Once I decide to go for a workout, I pull out the online schedule and my thought process goes like this:

Yoga Singapore

1. Are there yoga classes today?

Yes -> Taught by a teacher I like? -> Yes -> Go for yoga; if no, go to Option #2.

No-> Select a high-intensity interval training type of class -> Option #2.

2. Are there circuit training/body pump classes today?

Yes -> Do I have a lot of energy today and feel like kicking ass? -> Yes -> Go for circuit training/body pump; if no, go to Option #3.

No-> Select another cardio class -> Option #3.

3. Are there body combat classes today?

Yes -> Can I stand the thought of punching imaginary people, yelling in class and learning bad martial arts form? -> Yes -> Go for body combat; if no, go to Option #4.

No-> Select another cardio class -> Option #4.

4. Are there dance classes (Sh’bam or Body Jam) today?
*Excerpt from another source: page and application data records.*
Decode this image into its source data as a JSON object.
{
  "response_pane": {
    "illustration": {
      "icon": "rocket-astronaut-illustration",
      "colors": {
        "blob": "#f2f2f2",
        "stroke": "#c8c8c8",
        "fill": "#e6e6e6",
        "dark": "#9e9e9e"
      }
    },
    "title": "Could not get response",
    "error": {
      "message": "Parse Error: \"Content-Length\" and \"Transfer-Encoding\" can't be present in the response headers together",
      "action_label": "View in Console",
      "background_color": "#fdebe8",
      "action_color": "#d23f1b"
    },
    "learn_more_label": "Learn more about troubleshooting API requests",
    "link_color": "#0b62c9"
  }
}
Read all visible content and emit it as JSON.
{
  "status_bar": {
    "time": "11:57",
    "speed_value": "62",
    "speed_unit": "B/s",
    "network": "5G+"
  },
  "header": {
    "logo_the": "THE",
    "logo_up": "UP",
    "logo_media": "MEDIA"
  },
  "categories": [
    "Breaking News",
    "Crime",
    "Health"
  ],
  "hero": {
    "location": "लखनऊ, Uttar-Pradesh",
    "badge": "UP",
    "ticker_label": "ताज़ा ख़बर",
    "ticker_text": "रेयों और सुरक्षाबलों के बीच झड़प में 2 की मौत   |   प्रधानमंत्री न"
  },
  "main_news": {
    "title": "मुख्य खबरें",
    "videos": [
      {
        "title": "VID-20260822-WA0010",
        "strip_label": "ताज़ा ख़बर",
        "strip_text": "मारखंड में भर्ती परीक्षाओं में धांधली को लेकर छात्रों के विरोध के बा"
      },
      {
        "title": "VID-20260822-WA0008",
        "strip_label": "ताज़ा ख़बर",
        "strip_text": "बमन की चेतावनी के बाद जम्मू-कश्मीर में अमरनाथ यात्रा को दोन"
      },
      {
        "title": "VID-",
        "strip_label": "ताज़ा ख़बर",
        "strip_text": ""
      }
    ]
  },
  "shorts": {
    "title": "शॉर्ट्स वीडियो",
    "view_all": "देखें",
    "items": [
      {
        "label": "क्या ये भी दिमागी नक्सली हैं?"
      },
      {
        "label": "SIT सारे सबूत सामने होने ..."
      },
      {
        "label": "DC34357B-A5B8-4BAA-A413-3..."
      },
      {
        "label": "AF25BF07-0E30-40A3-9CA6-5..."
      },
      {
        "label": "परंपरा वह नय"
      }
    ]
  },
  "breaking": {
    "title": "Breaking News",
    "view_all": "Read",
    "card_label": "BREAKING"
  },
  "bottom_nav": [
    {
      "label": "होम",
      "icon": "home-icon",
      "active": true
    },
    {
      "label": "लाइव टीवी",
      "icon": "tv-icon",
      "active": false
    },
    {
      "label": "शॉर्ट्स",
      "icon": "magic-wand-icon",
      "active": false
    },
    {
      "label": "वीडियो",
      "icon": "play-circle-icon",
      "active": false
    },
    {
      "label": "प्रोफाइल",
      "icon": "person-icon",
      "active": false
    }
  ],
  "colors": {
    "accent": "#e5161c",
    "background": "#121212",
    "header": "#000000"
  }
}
Yes-> Am I in the mood to use my brain in an exercise class? -> Yes -> Go for dance class; if no, go to Option #5.

No -> Run on the treadmill or outdoors -> Option #5.

5. Run on the treadmill or outdoors

This is my last resort if I cannot find a suitable class in the gym.

Looking at what I just wrote, I realised that this pretty much means that I prefer yoga, circuit training and body pump over all the other group exercise classes. For yoga, it is very much dependent on the teacher. I like teachers who focus on fitness, body alignment and throw us challenging poses to stretch us. I don’t like teachers who give us strange breathing exercises (fire breath) at the start of the class and expound on the spiritual essence of yoga. But yoga with a good teacher wins all other group exercises anytime of the day.

The next is circuit training. Unfortunately, I only have one circuit training class every week that falls on a Friday lunch. This class is a killer. It’s very difficult and usually I’m collapsed before the end of each round but I can tell that it’s doing good for my muscles and toughening me up.

As for body pump, this class is great for women who are intimidated by the weight lifting. I have never used the weights and machines at the gym because I don’t know how to use them. I am also frightened by the grunting and heaving in front of the mirrors. But body pump classes are great because the instructor will tell us when to add weights and when to remove them depending on the muscle we are exercising. I can also imitate the instructor’s posture because good form is crucial for lifting and it’s important to learn it to stay safe.

If I had more time and money, I would prefer other types of exercise. I found a lot of interesting little gyms online that offer fat loss boot camps, kettlebell classes, outdoor circuit training and even crossfit. But they are not cheap considering that I would have to add it on to my costly two-year gym membership.

What are your favourite group exercise classes and most importantly, which do you think are the best for burning fat?